A wild, record-breaking spring storm is finally winding down in the Northeast on Monday after leaving a trail of destruction from the Upper Midwest to the Northeast.
The storm dumped more than two feet of snow on Wisconsin, spawned at least a dozen tornadoes in the South and Southeast and flooded several subway stations in New York City.
Torrential rain battered the Mid-Atlantic and Northeast on Monday, causing flash floods and road closures for the morning commute. More than three inches of rain fell in parts of the Washington area when a strong squall line pushed through just after midnight.
Later in the morning, the heaviest rain targeted the New York City area, where subway stations flooded and streets were filled with standing water.
In Chicago, the Cubs vs. Cardinals game that was slated for Monday evening was postponed due to the cold.
In Toronto, the Blue Jays’ Twitter account boasted (with a cheeky wink) that the game against the Kansas City Royals was definitely going to be played as scheduled because Toronto’s stadium has a roof. A few hours later, that tweet was deleted, and the Blue Jays confirmed that snow and ice had damaged the roof and that the game might not be played as scheduled after all.
On Sunday, the storm targeted the Southeast with severe thunderstorms. Eleven tornadoes were reported to the National Weather Service, which was conducting surveys Monday. One of those tornadoes plowed through Greensboro, N.C., and destroyed an elementary school, along with several other buildings in the area.

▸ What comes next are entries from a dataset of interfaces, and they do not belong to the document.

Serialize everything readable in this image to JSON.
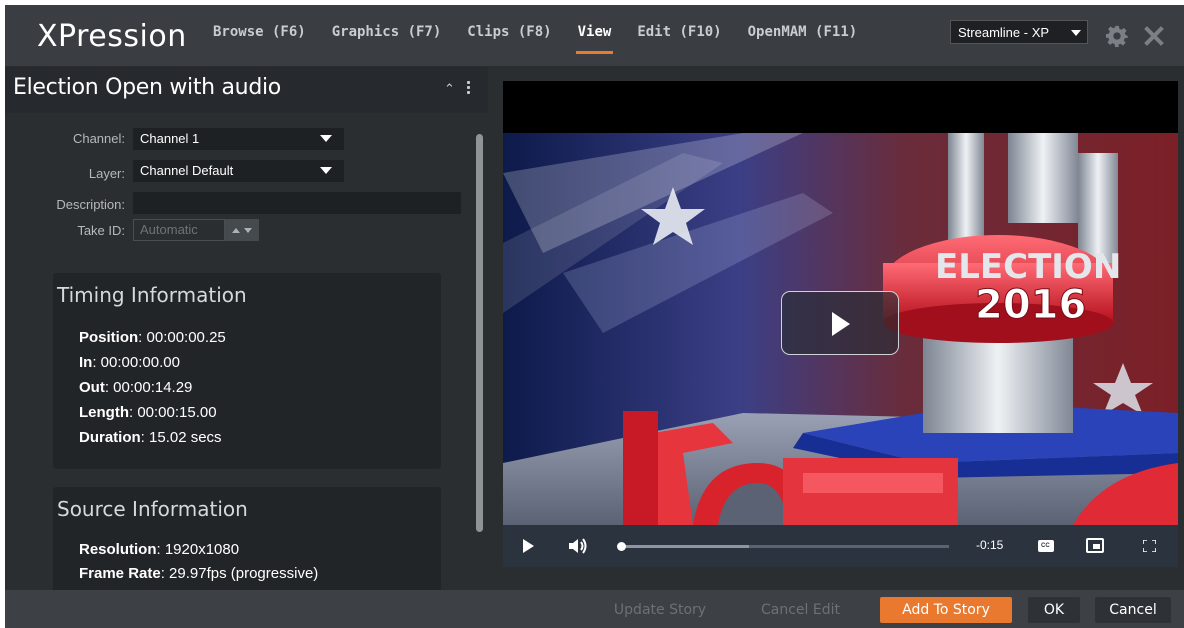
{
  "app": {
    "logo": "XPression",
    "nav": [
      {
        "label": "Browse (F6)",
        "active": false
      },
      {
        "label": "Graphics (F7)",
        "active": false
      },
      {
        "label": "Clips (F8)",
        "active": false
      },
      {
        "label": "View",
        "active": true
      },
      {
        "label": "Edit (F10)",
        "active": false
      },
      {
        "label": "OpenMAM (F11)",
        "active": false
      }
    ],
    "workspace_select": "Streamline - XP",
    "accent_color": "#e8792f"
  },
  "panel": {
    "title": "Election Open with audio",
    "fields": {
      "channel_label": "Channel:",
      "channel_value": "Channel 1",
      "layer_label": "Layer:",
      "layer_value": "Channel Default",
      "description_label": "Description:",
      "description_value": "",
      "takeid_label": "Take ID:",
      "takeid_placeholder": "Automatic"
    },
    "timing": {
      "title": "Timing Information",
      "rows": [
        {
          "label": "Position",
          "value": ": 00:00:00.25"
        },
        {
          "label": "In",
          "value": ": 00:00:00.00"
        },
        {
          "label": "Out",
          "value": ": 00:00:14.29"
        },
        {
          "label": "Length",
          "value": ": 00:00:15.00"
        },
        {
          "label": "Duration",
          "value": ": 15.02 secs"
        }
      ]
    },
    "source": {
      "title": "Source Information",
      "rows": [
        {
          "label": "Resolution",
          "value": ": 1920x1080"
        },
        {
          "label": "Frame Rate",
          "value": ": 29.97fps (progressive)"
        }
      ]
    }
  },
  "video": {
    "headline_top": "ELECTION",
    "headline_year": "2016",
    "time_remaining": "-0:15",
    "progress_played_fraction": 0.0,
    "progress_loaded_fraction": 0.39,
    "cc_label": "CC"
  },
  "footer": {
    "update_story": "Update Story",
    "cancel_edit": "Cancel Edit",
    "add_to_story": "Add To Story",
    "ok": "OK",
    "cancel": "Cancel"
  }
}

After seeing the damage, the Weather Service in Raleigh rated the tornado an EF-2 with winds up to 130 mph and a width of up to 300 yards. They noted the area around Hampton Elementary School was the most damaged.

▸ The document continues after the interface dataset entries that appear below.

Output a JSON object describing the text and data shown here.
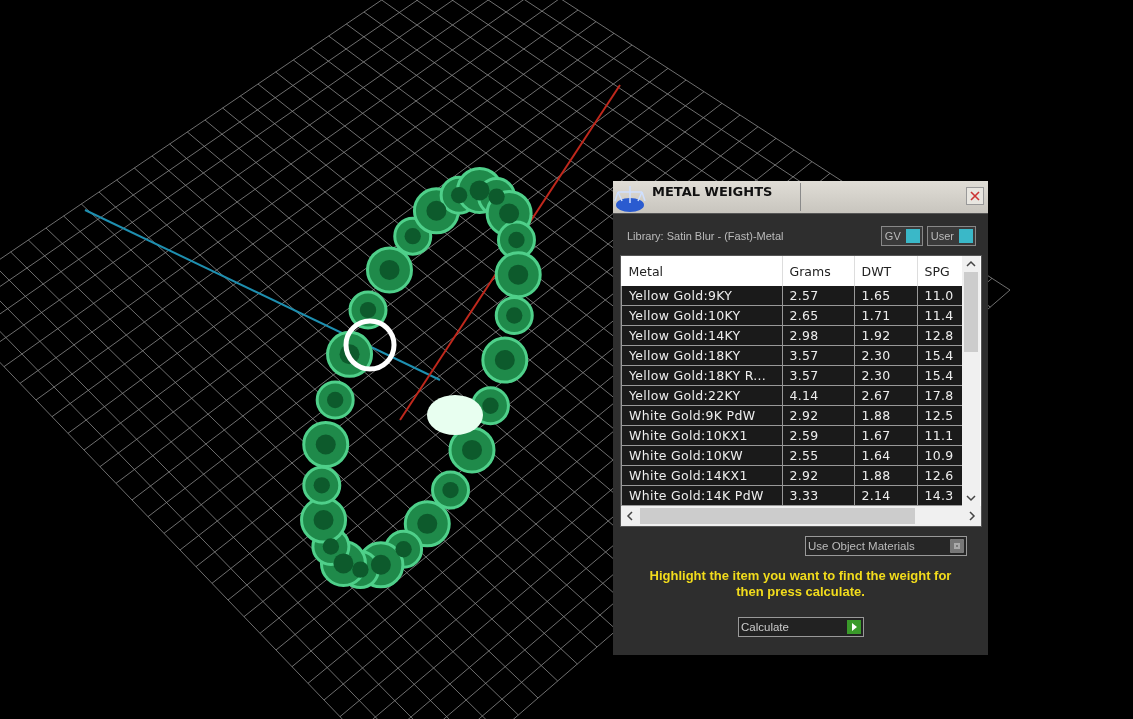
{
  "panel": {
    "title": "METAL WEIGHTS",
    "library": "Library: Satin Blur - (Fast)-Metal",
    "toggles": [
      {
        "label": "GV",
        "on": true
      },
      {
        "label": "User",
        "on": true
      }
    ],
    "table": {
      "columns": [
        "Metal",
        "Grams",
        "DWT",
        "SPG"
      ],
      "rows": [
        [
          "Yellow Gold:9KY",
          "2.57",
          "1.65",
          "11.0"
        ],
        [
          "Yellow Gold:10KY",
          "2.65",
          "1.71",
          "11.4"
        ],
        [
          "Yellow Gold:14KY",
          "2.98",
          "1.92",
          "12.8"
        ],
        [
          "Yellow Gold:18KY",
          "3.57",
          "2.30",
          "15.4"
        ],
        [
          "Yellow Gold:18KY R...",
          "3.57",
          "2.30",
          "15.4"
        ],
        [
          "Yellow Gold:22KY",
          "4.14",
          "2.67",
          "17.8"
        ],
        [
          "White Gold:9K PdW",
          "2.92",
          "1.88",
          "12.5"
        ],
        [
          "White Gold:10KX1",
          "2.59",
          "1.67",
          "11.1"
        ],
        [
          "White Gold:10KW",
          "2.55",
          "1.64",
          "10.9"
        ],
        [
          "White Gold:14KX1",
          "2.92",
          "1.88",
          "12.6"
        ],
        [
          "White Gold:14K PdW",
          "3.33",
          "2.14",
          "14.3"
        ]
      ]
    },
    "use_object_materials": {
      "label": "Use Object Materials",
      "on": false
    },
    "hint": "Highlight the item you want to find the weight for then press calculate.",
    "calculate_button": "Calculate"
  }
}
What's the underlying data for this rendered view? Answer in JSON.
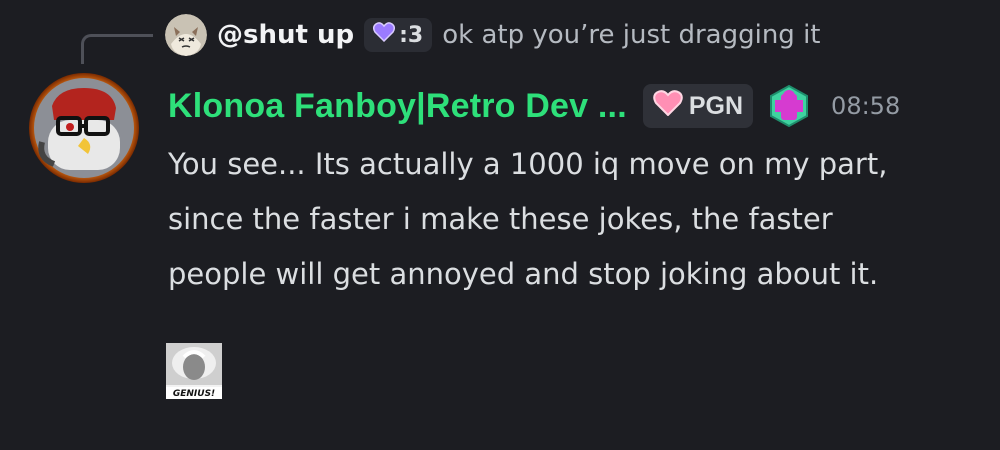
{
  "reply": {
    "username": "@shut up",
    "tag_label": ":3",
    "preview_text": "ok atp you’re just dragging it"
  },
  "message": {
    "author": "Klonoa Fanboy|Retro Dev ...",
    "author_color": "#2ee07a",
    "guild_tag": "PGN",
    "role_icon": "hexagon-role-icon",
    "timestamp": "08:58",
    "lines": [
      "You see... Its actually a 1000 iq move on my part,",
      "since the faster i make these jokes, the faster",
      "people will get annoyed and stop joking about it."
    ]
  },
  "sticker": {
    "caption": "GENIUS!"
  }
}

Before the severe weather in the Southeast, the same storm dumped more than two feet of snow in the Upper Midwest. Officials in Minneapolis closed schools Monday after receiving eight to 12 inches of snow over the weekend. Officials said side streets were still unplowed and bus drivers would have a hard time seeing children over the tall snow banks, the AP reported.
The snow was even deep enough in Green Bay to delay the start of the Packers’ offseason program because the players couldn’t make it in. Widespread totals of 24 to 30 inches of snow fell around Green Bay and neighboring counties.
The storm broke significant records in four Wisconsin cities this weekend, according to the Weather Service, which called it a historic late-season storm:
Three people died as a result of the weekend storm, according to the Associated Press. Rollo Ward, 61, of Idaho Falls was killed Friday when he lost control of the tractor trailer he was driving and crashed into another truck that was stopped and stranded in the blizzard. A 30-year-old woman from Poynette, Wis., was killed when she lost control of her minivan early Saturday morning. Daniel Harris, 52, died of heart failure while shoveling snow at his girlfriend’s apartment complex in Milwaukee on Sunday, the AP reported.